**ACTION ITEM**
Give back every record that follows, exactly as written.

**RECORDS SUPPLIED**
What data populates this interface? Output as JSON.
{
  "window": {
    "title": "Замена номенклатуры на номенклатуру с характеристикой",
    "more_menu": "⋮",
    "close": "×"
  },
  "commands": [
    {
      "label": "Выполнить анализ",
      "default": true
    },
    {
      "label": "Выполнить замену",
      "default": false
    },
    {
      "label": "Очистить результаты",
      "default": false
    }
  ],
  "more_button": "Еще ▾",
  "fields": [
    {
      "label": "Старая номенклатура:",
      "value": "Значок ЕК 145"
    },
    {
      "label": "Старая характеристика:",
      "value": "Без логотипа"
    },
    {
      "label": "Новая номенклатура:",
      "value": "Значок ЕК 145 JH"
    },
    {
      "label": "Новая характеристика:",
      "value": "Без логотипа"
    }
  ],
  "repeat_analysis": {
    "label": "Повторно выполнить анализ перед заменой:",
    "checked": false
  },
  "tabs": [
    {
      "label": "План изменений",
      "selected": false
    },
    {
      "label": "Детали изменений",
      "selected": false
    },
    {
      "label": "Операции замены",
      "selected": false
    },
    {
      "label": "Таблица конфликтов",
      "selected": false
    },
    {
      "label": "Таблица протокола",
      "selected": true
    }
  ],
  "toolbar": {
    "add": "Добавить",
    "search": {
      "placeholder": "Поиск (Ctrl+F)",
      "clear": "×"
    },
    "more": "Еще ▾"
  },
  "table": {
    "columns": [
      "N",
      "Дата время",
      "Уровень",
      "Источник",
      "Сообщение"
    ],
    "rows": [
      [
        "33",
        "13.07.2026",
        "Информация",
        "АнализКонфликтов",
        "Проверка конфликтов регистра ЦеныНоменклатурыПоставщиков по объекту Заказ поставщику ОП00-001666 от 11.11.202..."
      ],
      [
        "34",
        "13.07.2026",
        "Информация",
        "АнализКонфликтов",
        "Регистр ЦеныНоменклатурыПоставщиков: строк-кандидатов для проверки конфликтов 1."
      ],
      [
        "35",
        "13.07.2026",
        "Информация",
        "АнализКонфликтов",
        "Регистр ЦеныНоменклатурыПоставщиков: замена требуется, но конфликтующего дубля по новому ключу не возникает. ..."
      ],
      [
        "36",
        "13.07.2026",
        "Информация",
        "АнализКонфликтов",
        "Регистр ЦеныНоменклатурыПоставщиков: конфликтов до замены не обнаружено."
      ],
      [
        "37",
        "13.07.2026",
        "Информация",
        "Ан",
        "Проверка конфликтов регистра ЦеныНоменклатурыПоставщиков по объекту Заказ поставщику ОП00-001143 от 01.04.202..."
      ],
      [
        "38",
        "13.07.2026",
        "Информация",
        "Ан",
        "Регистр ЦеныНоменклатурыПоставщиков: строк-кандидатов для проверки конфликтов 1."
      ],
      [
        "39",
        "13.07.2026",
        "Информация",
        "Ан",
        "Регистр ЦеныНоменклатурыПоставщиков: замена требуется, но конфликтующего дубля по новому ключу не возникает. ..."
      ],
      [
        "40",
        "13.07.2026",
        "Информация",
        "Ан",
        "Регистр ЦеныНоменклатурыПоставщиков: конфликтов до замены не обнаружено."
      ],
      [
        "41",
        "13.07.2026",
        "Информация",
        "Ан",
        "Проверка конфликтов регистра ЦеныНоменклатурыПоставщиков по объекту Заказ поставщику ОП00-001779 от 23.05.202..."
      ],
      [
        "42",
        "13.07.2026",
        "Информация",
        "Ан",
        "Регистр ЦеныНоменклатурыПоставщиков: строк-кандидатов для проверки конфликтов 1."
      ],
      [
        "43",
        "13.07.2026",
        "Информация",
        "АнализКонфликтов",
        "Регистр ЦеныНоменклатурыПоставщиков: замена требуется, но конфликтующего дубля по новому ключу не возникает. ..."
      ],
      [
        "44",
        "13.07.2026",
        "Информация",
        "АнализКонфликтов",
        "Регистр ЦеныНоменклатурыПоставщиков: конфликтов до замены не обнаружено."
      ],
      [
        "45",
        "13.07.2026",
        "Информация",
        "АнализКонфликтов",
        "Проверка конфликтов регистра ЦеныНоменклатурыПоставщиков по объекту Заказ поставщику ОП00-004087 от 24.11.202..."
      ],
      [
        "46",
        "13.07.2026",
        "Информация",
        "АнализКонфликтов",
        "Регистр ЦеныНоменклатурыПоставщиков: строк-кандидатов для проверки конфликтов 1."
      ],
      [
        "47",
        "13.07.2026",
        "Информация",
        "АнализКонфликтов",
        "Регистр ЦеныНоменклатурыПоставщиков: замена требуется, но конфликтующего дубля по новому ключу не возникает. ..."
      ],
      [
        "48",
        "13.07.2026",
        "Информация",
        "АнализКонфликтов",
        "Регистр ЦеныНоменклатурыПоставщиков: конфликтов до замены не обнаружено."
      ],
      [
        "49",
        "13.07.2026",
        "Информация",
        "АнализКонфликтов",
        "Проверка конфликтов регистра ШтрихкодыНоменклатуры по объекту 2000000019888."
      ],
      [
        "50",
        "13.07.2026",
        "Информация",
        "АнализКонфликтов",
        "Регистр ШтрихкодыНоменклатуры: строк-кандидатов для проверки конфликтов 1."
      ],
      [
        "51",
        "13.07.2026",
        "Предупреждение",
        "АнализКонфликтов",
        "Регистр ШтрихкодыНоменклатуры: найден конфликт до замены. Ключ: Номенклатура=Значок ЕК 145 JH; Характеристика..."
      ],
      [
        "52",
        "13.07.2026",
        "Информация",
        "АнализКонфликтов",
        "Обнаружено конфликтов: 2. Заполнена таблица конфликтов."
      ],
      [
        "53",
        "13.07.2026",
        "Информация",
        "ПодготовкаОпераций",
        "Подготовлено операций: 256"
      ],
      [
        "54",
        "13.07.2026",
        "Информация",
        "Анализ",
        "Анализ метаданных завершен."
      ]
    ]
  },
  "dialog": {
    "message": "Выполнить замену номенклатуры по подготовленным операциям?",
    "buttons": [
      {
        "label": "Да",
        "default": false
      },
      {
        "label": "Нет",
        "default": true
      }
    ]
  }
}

**TASK SOLUTION**
What data populates this interface? Output as JSON.
{
  "window": {
    "title": "Замена номенклатуры на номенклатуру с характеристикой",
    "more_menu": "⋮",
    "close": "×"
  },
  "commands": [
    {
      "label": "Выполнить анализ",
      "default": true
    },
    {
      "label": "Выполнить замену",
      "default": false
    },
    {
      "label": "Очистить результаты",
      "default": false
    }
  ],
  "more_button": "Еще ▾",
  "fields": [
    {
      "label": "Старая номенклатура:",
      "value": "Значок ЕК 145"
    },
    {
      "label": "Старая характеристика:",
      "value": "Без логотипа"
    },
    {
      "label": "Новая номенклатура:",
      "value": "Значок ЕК 145 JH"
    },
    {
      "label": "Новая характеристика:",
      "value": "Без логотипа"
    }
  ],
  "repeat_analysis": {
    "label": "Повторно выполнить анализ перед заменой:",
    "checked": false
  },
  "tabs": [
    {
      "label": "План изменений",
      "selected": false
    },
    {
      "label": "Детали изменений",
      "selected": false
    },
    {
      "label": "Операции замены",
      "selected": false
    },
    {
      "label": "Таблица конфликтов",
      "selected": false
    },
    {
      "label": "Таблица протокола",
      "selected": true
    }
  ],
  "toolbar": {
    "add": "Добавить",
    "search": {
      "placeholder": "Поиск (Ctrl+F)",
      "clear": "×"
    },
    "more": "Еще ▾"
  },
  "table": {
    "columns": [
      "N",
      "Дата время",
      "Уровень",
      "Источник",
      "Сообщение"
    ],
    "rows": [
      [
        "33",
        "13.07.2026",
        "Информация",
        "АнализКонфликтов",
        "Проверка конфликтов регистра ЦеныНоменклатурыПоставщиков по объекту Заказ поставщику ОП00-001666 от 11.11.202..."
      ],
      [
        "34",
        "13.07.2026",
        "Информация",
        "АнализКонфликтов",
        "Регистр ЦеныНоменклатурыПоставщиков: строк-кандидатов для проверки конфликтов 1."
      ],
      [
        "35",
        "13.07.2026",
        "Информация",
        "АнализКонфликтов",
        "Регистр ЦеныНоменклатурыПоставщиков: замена требуется, но конфликтующего дубля по новому ключу не возникает. ..."
      ],
      [
        "36",
        "13.07.2026",
        "Информация",
        "АнализКонфликтов",
        "Регистр ЦеныНоменклатурыПоставщиков: конфликтов до замены не обнаружено."
      ],
      [
        "37",
        "13.07.2026",
        "Информация",
        "Ан",
        "Проверка конфликтов регистра ЦеныНоменклатурыПоставщиков по объекту Заказ поставщику ОП00-001143 от 01.04.202..."
      ],
      [
        "38",
        "13.07.2026",
        "Информация",
        "Ан",
        "Регистр ЦеныНоменклатурыПоставщиков: строк-кандидатов для проверки конфликтов 1."
      ],
      [
        "39",
        "13.07.2026",
        "Информация",
        "Ан",
        "Регистр ЦеныНоменклатурыПоставщиков: замена требуется, но конфликтующего дубля по новому ключу не возникает. ..."
      ],
      [
        "40",
        "13.07.2026",
        "Информация",
        "Ан",
        "Регистр ЦеныНоменклатурыПоставщиков: конфликтов до замены не обнаружено."
      ],
      [
        "41",
        "13.07.2026",
        "Информация",
        "Ан",
        "Проверка конфликтов регистра ЦеныНоменклатурыПоставщиков по объекту Заказ поставщику ОП00-001779 от 23.05.202..."
      ],
      [
        "42",
        "13.07.2026",
        "Информация",
        "Ан",
        "Регистр ЦеныНоменклатурыПоставщиков: строк-кандидатов для проверки конфликтов 1."
      ],
      [
        "43",
        "13.07.2026",
        "Информация",
        "АнализКонфликтов",
        "Регистр ЦеныНоменклатурыПоставщиков: замена требуется, но конфликтующего дубля по новому ключу не возникает. ..."
      ],
      [
        "44",
        "13.07.2026",
        "Информация",
        "АнализКонфликтов",
        "Регистр ЦеныНоменклатурыПоставщиков: конфликтов до замены не обнаружено."
      ],
      [
        "45",
        "13.07.2026",
        "Информация",
        "АнализКонфликтов",
        "Проверка конфликтов регистра ЦеныНоменклатурыПоставщиков по объекту Заказ поставщику ОП00-004087 от 24.11.202..."
      ],
      [
        "46",
        "13.07.2026",
        "Информация",
        "АнализКонфликтов",
        "Регистр ЦеныНоменклатурыПоставщиков: строк-кандидатов для проверки конфликтов 1."
      ],
      [
        "47",
        "13.07.2026",
        "Информация",
        "АнализКонфликтов",
        "Регистр ЦеныНоменклатурыПоставщиков: замена требуется, но конфликтующего дубля по новому ключу не возникает. ..."
      ],
      [
        "48",
        "13.07.2026",
        "Информация",
        "АнализКонфликтов",
        "Регистр ЦеныНоменклатурыПоставщиков: конфликтов до замены не обнаружено."
      ],
      [
        "49",
        "13.07.2026",
        "Информация",
        "АнализКонфликтов",
        "Проверка конфликтов регистра ШтрихкодыНоменклатуры по объекту 2000000019888."
      ],
      [
        "50",
        "13.07.2026",
        "Информация",
        "АнализКонфликтов",
        "Регистр ШтрихкодыНоменклатуры: строк-кандидатов для проверки конфликтов 1."
      ],
      [
        "51",
        "13.07.2026",
        "Предупреждение",
        "АнализКонфликтов",
        "Регистр ШтрихкодыНоменклатуры: найден конфликт до замены. Ключ: Номенклатура=Значок ЕК 145 JH; Характеристика..."
      ],
      [
        "52",
        "13.07.2026",
        "Информация",
        "АнализКонфликтов",
        "Обнаружено конфликтов: 2. Заполнена таблица конфликтов."
      ],
      [
        "53",
        "13.07.2026",
        "Информация",
        "ПодготовкаОпераций",
        "Подготовлено операций: 256"
      ],
      [
        "54",
        "13.07.2026",
        "Информация",
        "Анализ",
        "Анализ метаданных завершен."
      ]
    ]
  },
  "dialog": {
    "message": "Выполнить замену номенклатуры по подготовленным операциям?",
    "buttons": [
      {
        "label": "Да",
        "default": false
      },
      {
        "label": "Нет",
        "default": true
      }
    ]
  }
}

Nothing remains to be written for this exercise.